Rosemary shrubs are relatively trouble-free. However, they do require a bit of pruning from time to time. In recent years we have seen the re-introduction of Rosemary Topiary specimens.
Left to their own devices, Rosemary generally look after themselves, but pruning after flowering is sometimes beneficial. Be aware that like the Lavenders - with which they are often confused - Rosemary are not particularly fond of being hacked back. That having been said, hard pruning at the right time - late spring - is an option for well overgrown and neglected plants.

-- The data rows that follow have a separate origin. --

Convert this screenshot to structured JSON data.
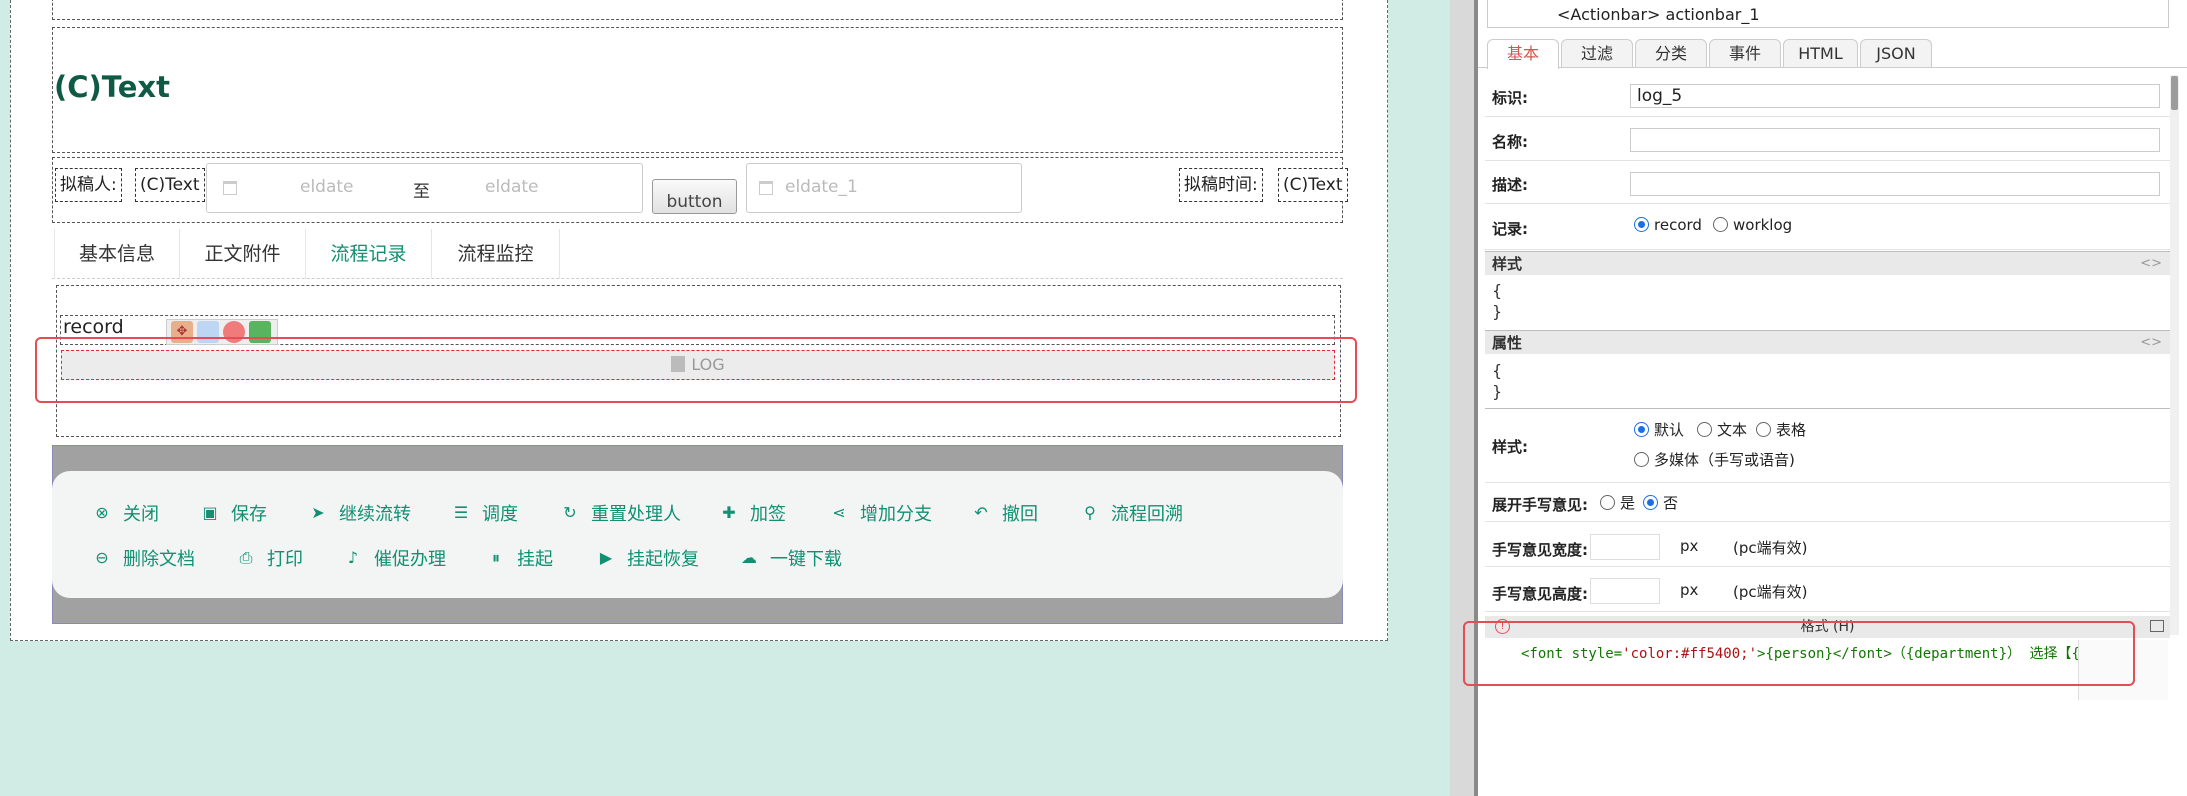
{
  "form": {
    "text_title": "(C)Text",
    "drafter_label": "拟稿人:",
    "drafter_value": "(C)Text",
    "date_start_placeholder": "eldate",
    "date_sep": "至",
    "date_end_placeholder": "eldate",
    "button_label": "button",
    "date1_placeholder": "eldate_1",
    "draft_time_label": "拟稿时间:",
    "draft_time_value": "(C)Text",
    "tabs": [
      "基本信息",
      "正文附件",
      "流程记录",
      "流程监控"
    ],
    "active_tab": "流程记录",
    "record_label": "record",
    "log_label": "LOG"
  },
  "actions": {
    "row1": [
      "关闭",
      "保存",
      "继续流转",
      "调度",
      "重置处理人",
      "加签",
      "增加分支",
      "撤回",
      "流程回溯"
    ],
    "row2": [
      "删除文档",
      "打印",
      "催促办理",
      "挂起",
      "挂起恢复",
      "一键下载"
    ]
  },
  "panel": {
    "tree_item": "<Actionbar> actionbar_1",
    "tabs": [
      "基本",
      "过滤",
      "分类",
      "事件",
      "HTML",
      "JSON"
    ],
    "active_tab": "基本",
    "id_label": "标识:",
    "id_value": "log_5",
    "name_label": "名称:",
    "desc_label": "描述:",
    "record_label": "记录:",
    "record_opt1": "record",
    "record_opt2": "worklog",
    "style_section": "样式",
    "attr_section": "属性",
    "brace_open": "{",
    "brace_close": "}",
    "style_label": "样式:",
    "style_opts": [
      "默认",
      "文本",
      "表格",
      "多媒体（手写或语音)"
    ],
    "expand_label": "展开手写意见:",
    "yes": "是",
    "no": "否",
    "hw_width_label": "手写意见宽度:",
    "hw_height_label": "手写意见高度:",
    "px": "px",
    "pc_note": "(pc端有效)",
    "format_head": "格式 (H)",
    "format_code_1": "<font style=",
    "format_code_2": "'color:#ff5400;'",
    "format_code_3": ">{person}</font>（{department}） 选择【{"
  },
  "colors": {
    "accent": "#119072",
    "highlight": "#e44c56",
    "canvas_bg": "#d1ece4"
  }
}
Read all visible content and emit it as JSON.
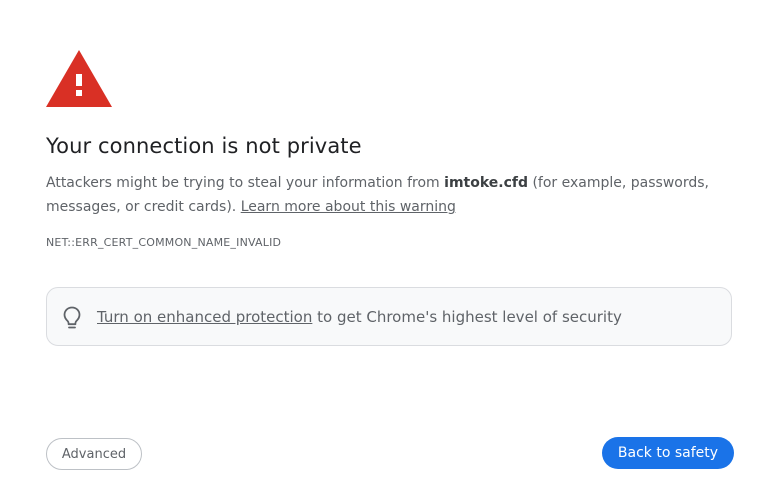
{
  "heading": "Your connection is not private",
  "message": {
    "before": "Attackers might be trying to steal your information from ",
    "domain": "imtoke.cfd",
    "after": " (for example, passwords, messages, or credit cards). ",
    "learn_more": "Learn more about this warning"
  },
  "error_code": "NET::ERR_CERT_COMMON_NAME_INVALID",
  "promo": {
    "link_text": "Turn on enhanced protection",
    "rest": " to get Chrome's highest level of security"
  },
  "buttons": {
    "advanced": "Advanced",
    "back_to_safety": "Back to safety"
  },
  "icons": {
    "warning": "warning-triangle-icon",
    "bulb": "lightbulb-icon"
  },
  "colors": {
    "warning_red": "#D93025",
    "primary_blue": "#1A73E8"
  }
}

In keeping with most evergreens, the best time to prune is when in active growth. Rosmarinus are best pruned immediately after flowering in late spring. This will encourage good flowering growth for the following year, and also keep the shrub from getting untidy - or leggy.
The same time of pruning is required for all types of Rosemary - whether upright, bush or spreading types. If grown in containers the growth is sometimes a little bit woody - as a result of too little feed (not a problem) - so the active growth timing is particularly important.
Rosemary flower in late winter - early spring, and often further into the year. Whilst waiting for the flowering to finish is tempting, the shrubs should not be trimmed or pruned too late in the year. End of July being the latest to ensure flower the following winter/spring.
Hedge-grown Rosemary should be clipped as soon as flowering has finished. This prompts soft attractive growth, and does not leave the unsightly bare patches that are often the result of unclipped hedge Rosemary plants. Do not cut back too far into the mature wood, for the hedge will take a little time to re-generate, and you may even lose a few of the plants - not good for an attractive hedge.
As has been intimated above, it may well be that your Rosemary plants do NOT require pruning. Don't prune them for the sake of it - unless as a hedge or you are trying Topiary!
General pruning of Rosemary simply entails clipping off the faded flower - you can save them for drying and potpourri. This can be done with a paid of hedge clippers if you want a formal shape to your finished shrub/herb, but is best carried out with a pair of secateurs. Snip back to just below the faded flower section, but not too far into the old wood. If you have a valuable plant (sentimental etc) then if you need to reduce its size dramatically, do it in two or even three stages. Starting in late spring and finishing by the end of August.
For hard or rejuvenation pruning, cut out a third of the plant - NO MORE than a third of the way back. That is to say, cut back/prune one out of every three branches. Then six to eight weeks later - as new growth starts on your pruned section, you can cut half of the remaining branches (You have now pruned two thirds of your old Rosemary shrub. The remaining third can be cut back finally after your last pruned sections start to send out new shoots.
I have always found that Rosmarinus prostratus (R. lavenduloides) - the creeping one, responds well to a good clip after the first flowers have faded. They often flower again early winter if the weather is not to hard!
Don't waste the old Rosemary clippings. Either put them in a paper bag and allow to dry out, when they will give many months of heady aroma, or chop them up into small sections and place them into a linen bag for immediate use. DON'T use these old clipping for the kitchen. The lamb deserves the best. After your new growth has started, that is the time for a few sprigs for the kitchen!
By David Hughes - email@example.com